(Entries taken from a collection)
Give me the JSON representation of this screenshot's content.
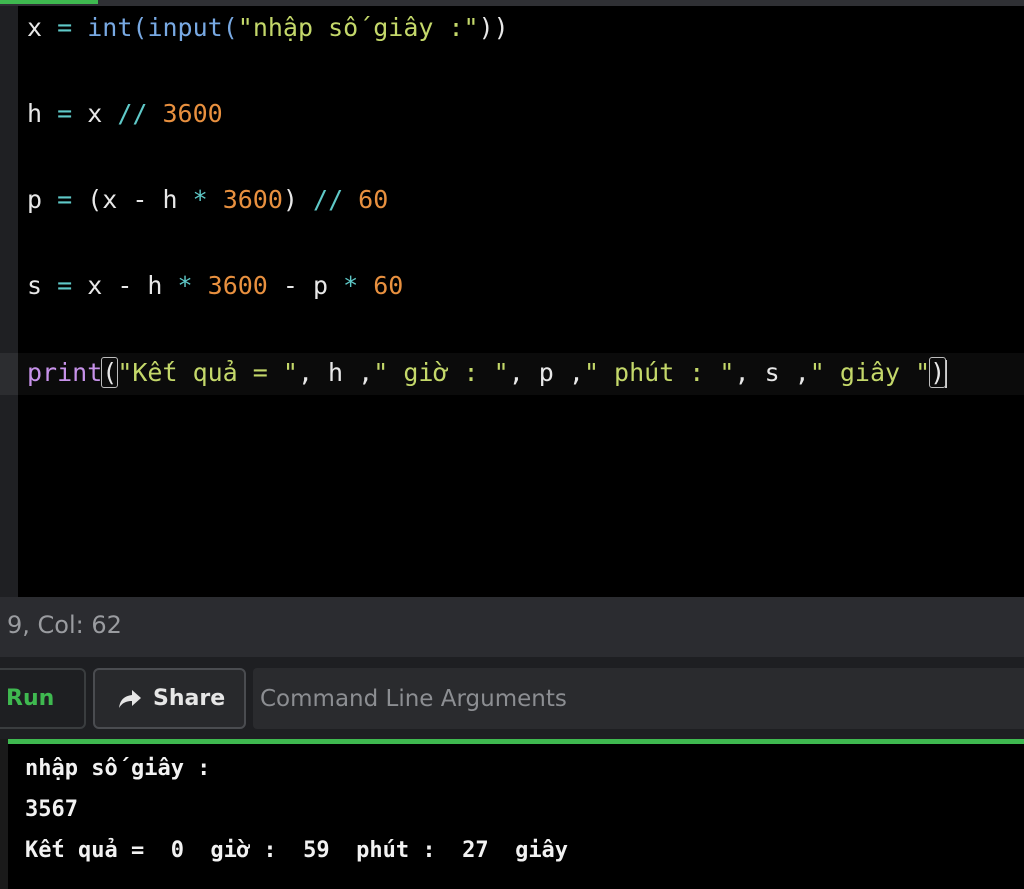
{
  "code": {
    "line1": {
      "var": "x",
      "eq": " = ",
      "fn_int": "int",
      "p1": "(",
      "fn_input": "input",
      "p2": "(",
      "prompt": "\"nhập số giây :\"",
      "close": "))"
    },
    "line2": {
      "var": "h",
      "eq": " = ",
      "x": "x ",
      "op": "//",
      "num": " 3600"
    },
    "line3": {
      "var": "p",
      "eq": " = ",
      "paren": "(x - h ",
      "star": "*",
      "num1": " 3600",
      "close": ") ",
      "op": "//",
      "num2": " 60"
    },
    "line4": {
      "var": "s",
      "eq": " = ",
      "a": "x - h ",
      "star1": "*",
      "num1": " 3600",
      "b": " - p ",
      "star2": "*",
      "num2": " 60"
    },
    "line5": {
      "fn": "print",
      "open": "(",
      "s1": "\"Kết quả = \"",
      "a1": ", h ,",
      "s2": "\" giờ : \"",
      "a2": ", p ,",
      "s3": "\" phút : \"",
      "a3": ", s ,",
      "s4": "\" giây \"",
      "close": ")"
    }
  },
  "status": {
    "position": "9, Col: 62"
  },
  "toolbar": {
    "run_label": "Run",
    "share_label": "Share",
    "args_placeholder": "Command Line Arguments"
  },
  "console": {
    "lines": [
      "nhập số giây :",
      "3567",
      "Kết quả =  0  giờ :  59  phút :  27  giây"
    ]
  },
  "colors": {
    "accent": "#3fb950",
    "function": "#78a9e3",
    "keyword": "#c792ea",
    "string": "#c4d86a",
    "number": "#e8903f",
    "operator": "#5fc9c8"
  },
  "icons": {
    "share": "share-arrow-icon"
  }
}
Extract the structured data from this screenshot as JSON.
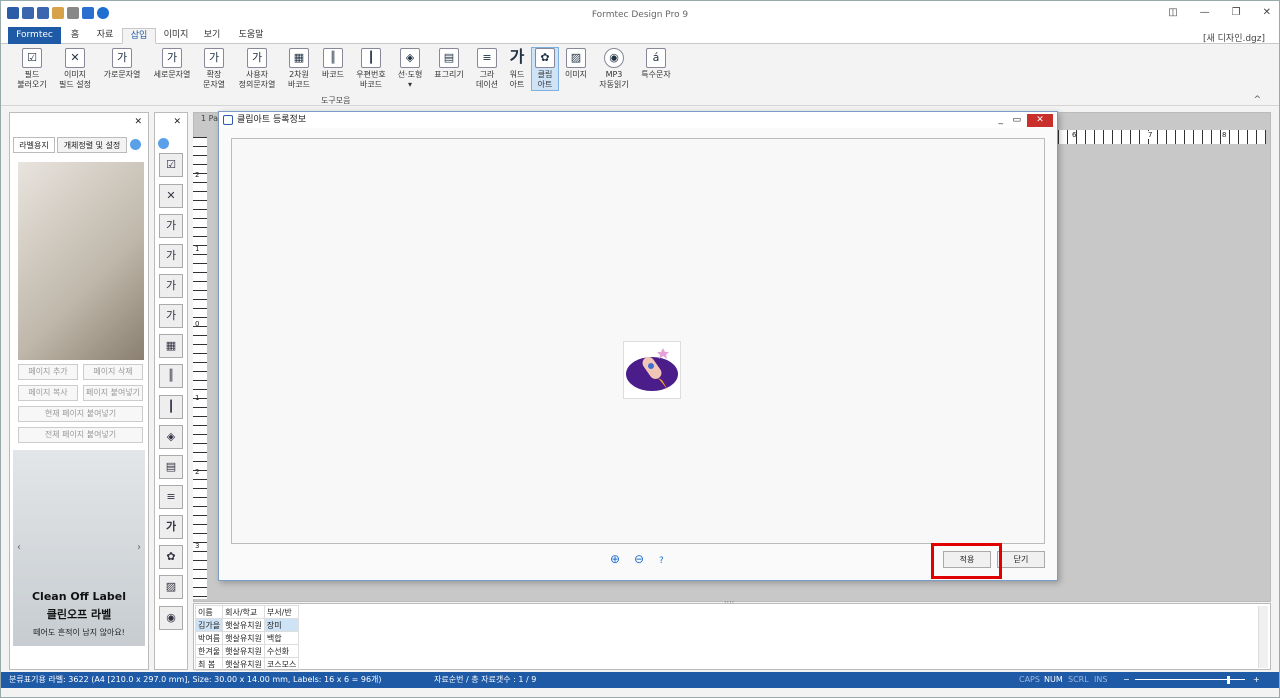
{
  "window": {
    "title": "Formtec Design Pro 9",
    "doc_name": "[새 디자인.dgz]"
  },
  "tabs": [
    {
      "label": "Formtec"
    },
    {
      "label": "홈"
    },
    {
      "label": "자료"
    },
    {
      "label": "삽입"
    },
    {
      "label": "이미지"
    },
    {
      "label": "보기"
    },
    {
      "label": "도움말"
    }
  ],
  "active_tab": "삽입",
  "ribbon": {
    "buttons": [
      {
        "label": "필드\n불러오기"
      },
      {
        "label": "이미지\n필드 설정"
      },
      {
        "label": "가로문자열"
      },
      {
        "label": "세로문자열"
      },
      {
        "label": "확장\n문자열"
      },
      {
        "label": "사용자\n정의문자열"
      },
      {
        "label": "2차원\n바코드"
      },
      {
        "label": "바코드"
      },
      {
        "label": "우편번호\n바코드"
      },
      {
        "label": "선·도형\n▾"
      },
      {
        "label": "표그리기"
      },
      {
        "label": "그라\n데이션"
      },
      {
        "label": "워드\n아트"
      },
      {
        "label": "클립\n아트"
      },
      {
        "label": "이미지"
      },
      {
        "label": "MP3\n자동읽기"
      },
      {
        "label": "특수문자"
      }
    ],
    "group_label": "도구모음"
  },
  "left_panel": {
    "tabs": [
      {
        "label": "라벨용지"
      },
      {
        "label": "개체정렬 및 설정"
      }
    ],
    "buttons": [
      {
        "label": "페이지 추가"
      },
      {
        "label": "페이지 삭제"
      },
      {
        "label": "페이지 복사"
      },
      {
        "label": "페이지 붙여넣기"
      },
      {
        "label": "현재 페이지 붙여넣기"
      },
      {
        "label": "전체 페이지 붙여넣기"
      }
    ],
    "ad": {
      "brand": "Clean Off Label",
      "title": "클린오프 라벨",
      "tagline": "떼어도 흔적이 남지 않아요!"
    }
  },
  "canvas": {
    "page_tab": "1 Pa",
    "ruler_marks": [
      "6",
      "7",
      "8"
    ],
    "vruler_marks": [
      "2",
      "1",
      "0",
      "1",
      "2",
      "3"
    ]
  },
  "dialog": {
    "title": "클립아트 등록정보",
    "buttons": {
      "apply": "적용",
      "close": "닫기"
    },
    "zoom_in": "⊕",
    "zoom_out": "⊖",
    "help": "?"
  },
  "data_grid": {
    "headers": [
      "이름",
      "회사/학교",
      "부서/반"
    ],
    "rows": [
      [
        "김가을",
        "햇살유치원",
        "장미"
      ],
      [
        "박여름",
        "햇살유치원",
        "백합"
      ],
      [
        "한겨울",
        "햇살유치원",
        "수선화"
      ],
      [
        "최  봄",
        "햇살유치원",
        "코스모스"
      ]
    ]
  },
  "status": {
    "left": "분류표기용 라벨: 3622 (A4 [210.0 x 297.0 mm], Size: 30.00 x 14.00 mm,  Labels: 16 x 6 = 96개)",
    "middle": "자료순번 / 총 자료갯수 : 1 / 9",
    "indicators": [
      "CAPS",
      "NUM",
      "SCRL",
      "INS"
    ]
  },
  "colors": {
    "accent": "#1f5aa6",
    "highlight": "#e00000"
  }
}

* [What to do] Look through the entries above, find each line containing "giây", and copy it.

* [Task output]
      "prompt": "\"nhập số giây :\"",
      "s4": "\" giây \"",
      "nhập số giây :",
      "Kết quả =  0  giờ :  59  phút :  27  giây"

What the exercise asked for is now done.